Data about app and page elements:
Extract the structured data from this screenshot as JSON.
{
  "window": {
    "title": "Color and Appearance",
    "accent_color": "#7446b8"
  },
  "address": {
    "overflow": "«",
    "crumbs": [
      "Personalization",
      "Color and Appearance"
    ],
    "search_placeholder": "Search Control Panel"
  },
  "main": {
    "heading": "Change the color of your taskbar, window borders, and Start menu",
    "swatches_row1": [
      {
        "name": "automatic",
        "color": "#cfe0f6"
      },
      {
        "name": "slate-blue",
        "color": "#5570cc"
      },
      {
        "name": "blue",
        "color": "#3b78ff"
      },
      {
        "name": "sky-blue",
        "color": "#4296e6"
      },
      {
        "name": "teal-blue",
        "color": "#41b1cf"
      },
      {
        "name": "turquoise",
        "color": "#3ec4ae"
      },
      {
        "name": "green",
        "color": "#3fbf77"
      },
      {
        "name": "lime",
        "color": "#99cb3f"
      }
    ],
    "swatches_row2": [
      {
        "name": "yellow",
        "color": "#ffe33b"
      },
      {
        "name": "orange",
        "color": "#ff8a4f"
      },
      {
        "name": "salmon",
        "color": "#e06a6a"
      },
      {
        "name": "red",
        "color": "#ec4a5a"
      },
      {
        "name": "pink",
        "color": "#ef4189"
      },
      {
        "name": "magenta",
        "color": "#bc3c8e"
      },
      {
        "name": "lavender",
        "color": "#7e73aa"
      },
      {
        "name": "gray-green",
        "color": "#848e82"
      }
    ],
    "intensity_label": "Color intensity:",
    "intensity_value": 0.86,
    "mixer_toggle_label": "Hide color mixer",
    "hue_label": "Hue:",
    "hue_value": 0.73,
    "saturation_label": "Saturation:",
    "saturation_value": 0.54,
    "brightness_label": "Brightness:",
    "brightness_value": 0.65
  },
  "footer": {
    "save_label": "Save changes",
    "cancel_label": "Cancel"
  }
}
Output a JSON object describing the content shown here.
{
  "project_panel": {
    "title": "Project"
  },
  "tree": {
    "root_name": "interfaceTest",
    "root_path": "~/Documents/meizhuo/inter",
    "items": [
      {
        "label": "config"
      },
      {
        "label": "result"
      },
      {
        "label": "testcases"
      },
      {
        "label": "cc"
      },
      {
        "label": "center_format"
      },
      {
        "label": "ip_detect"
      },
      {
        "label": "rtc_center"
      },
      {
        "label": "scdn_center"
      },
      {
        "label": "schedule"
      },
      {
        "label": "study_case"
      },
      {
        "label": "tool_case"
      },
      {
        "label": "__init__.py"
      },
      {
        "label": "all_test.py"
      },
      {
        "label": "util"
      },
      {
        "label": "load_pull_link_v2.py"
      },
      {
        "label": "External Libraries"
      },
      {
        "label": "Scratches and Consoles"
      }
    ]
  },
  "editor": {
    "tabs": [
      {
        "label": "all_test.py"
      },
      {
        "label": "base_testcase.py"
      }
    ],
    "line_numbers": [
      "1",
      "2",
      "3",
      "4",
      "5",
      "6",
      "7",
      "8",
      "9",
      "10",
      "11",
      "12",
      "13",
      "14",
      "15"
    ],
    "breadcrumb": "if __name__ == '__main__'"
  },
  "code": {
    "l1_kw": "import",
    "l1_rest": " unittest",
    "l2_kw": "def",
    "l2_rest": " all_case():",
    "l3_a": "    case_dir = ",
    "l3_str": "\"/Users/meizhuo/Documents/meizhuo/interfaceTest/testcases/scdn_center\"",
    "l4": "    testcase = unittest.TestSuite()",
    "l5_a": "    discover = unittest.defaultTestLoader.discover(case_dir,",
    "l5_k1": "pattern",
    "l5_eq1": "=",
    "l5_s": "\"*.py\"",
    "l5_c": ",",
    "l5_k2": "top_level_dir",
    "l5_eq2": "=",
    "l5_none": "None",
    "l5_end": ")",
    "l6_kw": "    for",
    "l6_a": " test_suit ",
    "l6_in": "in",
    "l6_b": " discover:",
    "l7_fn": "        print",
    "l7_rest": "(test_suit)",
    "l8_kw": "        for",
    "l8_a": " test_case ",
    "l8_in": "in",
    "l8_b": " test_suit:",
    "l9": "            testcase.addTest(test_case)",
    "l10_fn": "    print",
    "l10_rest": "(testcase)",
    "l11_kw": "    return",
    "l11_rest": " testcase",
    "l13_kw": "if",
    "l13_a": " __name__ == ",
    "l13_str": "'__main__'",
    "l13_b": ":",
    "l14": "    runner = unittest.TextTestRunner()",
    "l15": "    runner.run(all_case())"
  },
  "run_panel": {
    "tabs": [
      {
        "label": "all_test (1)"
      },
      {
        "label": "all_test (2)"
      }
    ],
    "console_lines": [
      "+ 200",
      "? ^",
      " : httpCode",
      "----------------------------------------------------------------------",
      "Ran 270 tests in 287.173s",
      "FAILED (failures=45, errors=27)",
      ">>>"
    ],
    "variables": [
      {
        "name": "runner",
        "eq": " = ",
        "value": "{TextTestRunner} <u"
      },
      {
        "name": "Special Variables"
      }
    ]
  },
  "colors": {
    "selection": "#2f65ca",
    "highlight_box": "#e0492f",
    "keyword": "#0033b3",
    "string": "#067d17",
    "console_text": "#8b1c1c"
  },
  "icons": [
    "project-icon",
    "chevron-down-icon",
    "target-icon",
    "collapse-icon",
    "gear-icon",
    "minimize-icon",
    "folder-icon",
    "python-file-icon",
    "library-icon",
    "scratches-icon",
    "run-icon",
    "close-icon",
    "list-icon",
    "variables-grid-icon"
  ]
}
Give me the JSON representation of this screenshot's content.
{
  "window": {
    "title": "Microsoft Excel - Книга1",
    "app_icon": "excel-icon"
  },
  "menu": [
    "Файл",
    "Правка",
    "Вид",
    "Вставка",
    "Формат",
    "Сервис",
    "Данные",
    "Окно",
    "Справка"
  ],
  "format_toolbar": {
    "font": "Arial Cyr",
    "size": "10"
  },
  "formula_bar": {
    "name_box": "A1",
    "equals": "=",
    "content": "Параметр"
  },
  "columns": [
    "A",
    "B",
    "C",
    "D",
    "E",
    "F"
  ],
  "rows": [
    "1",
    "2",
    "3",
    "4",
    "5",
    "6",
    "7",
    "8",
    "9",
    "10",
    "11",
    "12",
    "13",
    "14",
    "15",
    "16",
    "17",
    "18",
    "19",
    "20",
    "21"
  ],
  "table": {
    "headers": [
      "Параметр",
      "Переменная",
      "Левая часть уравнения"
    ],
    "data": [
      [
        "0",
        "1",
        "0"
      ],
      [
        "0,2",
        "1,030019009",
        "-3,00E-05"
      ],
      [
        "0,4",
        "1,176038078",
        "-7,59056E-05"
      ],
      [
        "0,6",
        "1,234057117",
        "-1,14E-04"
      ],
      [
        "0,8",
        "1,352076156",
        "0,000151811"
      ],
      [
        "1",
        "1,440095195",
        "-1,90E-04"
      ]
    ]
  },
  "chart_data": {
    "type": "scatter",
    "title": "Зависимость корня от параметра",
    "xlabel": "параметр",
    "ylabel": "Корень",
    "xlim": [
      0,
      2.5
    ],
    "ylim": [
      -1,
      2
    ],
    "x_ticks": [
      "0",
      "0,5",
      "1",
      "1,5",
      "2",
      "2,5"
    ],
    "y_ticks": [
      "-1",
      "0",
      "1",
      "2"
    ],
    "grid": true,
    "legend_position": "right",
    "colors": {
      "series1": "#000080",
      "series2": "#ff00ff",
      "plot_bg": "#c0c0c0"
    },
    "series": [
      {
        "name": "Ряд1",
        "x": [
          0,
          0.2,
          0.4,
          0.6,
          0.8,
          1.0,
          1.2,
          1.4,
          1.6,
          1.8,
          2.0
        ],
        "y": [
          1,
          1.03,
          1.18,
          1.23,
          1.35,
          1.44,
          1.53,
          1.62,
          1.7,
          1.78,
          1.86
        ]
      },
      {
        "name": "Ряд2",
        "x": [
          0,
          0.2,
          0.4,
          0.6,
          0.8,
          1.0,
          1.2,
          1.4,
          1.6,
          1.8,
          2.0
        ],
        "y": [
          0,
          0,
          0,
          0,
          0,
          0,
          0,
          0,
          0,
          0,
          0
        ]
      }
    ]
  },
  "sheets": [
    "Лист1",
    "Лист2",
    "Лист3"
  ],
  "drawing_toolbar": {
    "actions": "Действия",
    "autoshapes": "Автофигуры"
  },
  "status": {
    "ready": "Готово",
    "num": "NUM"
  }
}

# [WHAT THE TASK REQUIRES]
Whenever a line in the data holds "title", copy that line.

# [EXERCISE SOLUTION]
    "title": "Color and Appearance",
    "title": "Project"
    "title": "Microsoft Excel - Книга1",
    "title": "Зависимость корня от параметра",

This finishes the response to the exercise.